Guess what time it is?
Fall Garden planning - happening now!
Summer is in full swing here in Seattle after a few weeks of gloomy weather! Are you anxiously awaiting the first red tomato? I know I certainly am! If you think you have missed the boat on a productive garden this year, think again! It is not too late!
July is the perfect time to plant a fall garden. With a little planning you can still have a bountiful harvest before the end of the season! Many plants can be started from seed now. Beets, carrots, or green beans can all be sowed while this lovely sun is shining! Vegetable starts like cabbage, broccoli and cauliflower are perfectly suited for summer planting and will be ready for a fall harvest as the weather cools off.
Tips for a successful fall garden - Purchasing Check the seed packets before purchasing and check on the “days to maturity” section on the back - if there are a few varietials to choose from, be sure to pick the shortest! Look for the most sturdy seedlings at the nursery - many stores will have discounted plants at this time of the year, so be sure to choose the most healthy looking and avoid those wilting or long leggy plants.
Tips for a successful fall garden - Planting Find your space and lay down 1-2 inches of compost to support the soil. Water the soil to give the seeds/starts a moist surface for their feet. Plant the seeds/starts in the ground with a little balanced fertilizer, pack down the soil tightly to give a nice firm floor for the roots - Water again!
Tips for a successful fall garden - Watering As the weather becomes hot and dry in the next few weeks - it will be critical to continue to water for success.
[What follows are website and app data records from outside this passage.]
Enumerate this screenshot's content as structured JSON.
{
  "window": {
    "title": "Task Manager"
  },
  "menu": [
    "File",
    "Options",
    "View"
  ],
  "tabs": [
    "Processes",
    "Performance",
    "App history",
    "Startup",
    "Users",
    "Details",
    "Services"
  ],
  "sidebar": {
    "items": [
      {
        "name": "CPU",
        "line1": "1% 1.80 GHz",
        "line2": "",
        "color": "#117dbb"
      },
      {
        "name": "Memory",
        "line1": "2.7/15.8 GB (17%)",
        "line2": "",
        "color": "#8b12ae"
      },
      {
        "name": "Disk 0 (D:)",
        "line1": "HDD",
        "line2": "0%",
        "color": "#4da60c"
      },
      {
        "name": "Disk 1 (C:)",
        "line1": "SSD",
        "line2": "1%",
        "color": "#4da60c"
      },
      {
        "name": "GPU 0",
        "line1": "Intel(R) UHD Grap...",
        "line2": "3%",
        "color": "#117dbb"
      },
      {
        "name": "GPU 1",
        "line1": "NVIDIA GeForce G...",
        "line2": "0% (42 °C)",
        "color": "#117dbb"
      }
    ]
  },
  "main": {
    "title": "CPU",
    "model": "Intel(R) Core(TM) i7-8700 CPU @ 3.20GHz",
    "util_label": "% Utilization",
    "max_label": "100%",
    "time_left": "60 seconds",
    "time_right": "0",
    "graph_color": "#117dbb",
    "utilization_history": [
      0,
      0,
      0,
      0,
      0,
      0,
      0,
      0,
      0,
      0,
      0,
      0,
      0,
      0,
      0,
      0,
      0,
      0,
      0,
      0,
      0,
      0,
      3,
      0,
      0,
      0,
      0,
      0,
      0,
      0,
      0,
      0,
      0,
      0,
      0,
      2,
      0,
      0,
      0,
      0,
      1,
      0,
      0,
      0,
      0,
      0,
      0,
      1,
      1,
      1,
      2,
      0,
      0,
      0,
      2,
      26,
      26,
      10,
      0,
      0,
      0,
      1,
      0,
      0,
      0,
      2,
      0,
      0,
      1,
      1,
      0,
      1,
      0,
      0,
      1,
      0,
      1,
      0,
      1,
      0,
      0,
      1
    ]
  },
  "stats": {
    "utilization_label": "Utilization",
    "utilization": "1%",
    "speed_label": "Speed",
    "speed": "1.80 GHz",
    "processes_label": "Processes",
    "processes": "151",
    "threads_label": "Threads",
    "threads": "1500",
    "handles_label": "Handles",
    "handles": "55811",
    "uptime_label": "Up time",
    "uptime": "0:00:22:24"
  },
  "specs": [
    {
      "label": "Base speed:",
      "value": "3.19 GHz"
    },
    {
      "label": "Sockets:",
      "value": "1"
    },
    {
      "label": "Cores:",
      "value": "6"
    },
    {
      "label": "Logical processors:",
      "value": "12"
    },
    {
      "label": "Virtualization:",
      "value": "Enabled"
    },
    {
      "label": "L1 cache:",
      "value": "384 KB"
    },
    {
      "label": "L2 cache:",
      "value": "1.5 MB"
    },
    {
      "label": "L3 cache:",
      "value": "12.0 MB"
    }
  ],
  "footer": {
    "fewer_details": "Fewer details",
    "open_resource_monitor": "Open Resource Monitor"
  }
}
It is important to water wisely in order to save time and costs and help ensure that your plants thrive. Any seeds planted now will need to be watered every day until the seeds break the soil. After they have sprouted, it is better to water less often and more deeply versus frequent and shallow watering. Mornings are the best time of day to water to prevent evaporation. Water two to three times a week making sure to focus on the root ball of the plant, avoiding the leaves. You can also make a small soil “saucer” around the plant to keep the water at the roots.
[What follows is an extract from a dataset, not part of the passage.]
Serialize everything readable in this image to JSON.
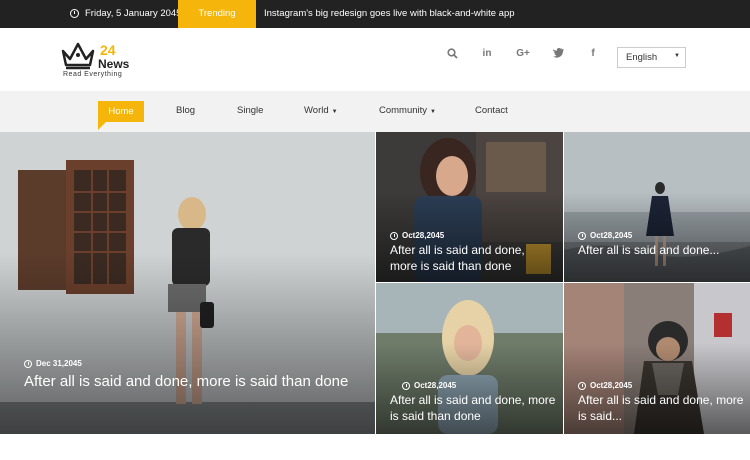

If you are thinking about planting lettuce, spinach, or radishes in your edible garden, give it a few more weeks. These plants don’t like the heat and will be more successful if you hold off until later in August when the evenings are more cool!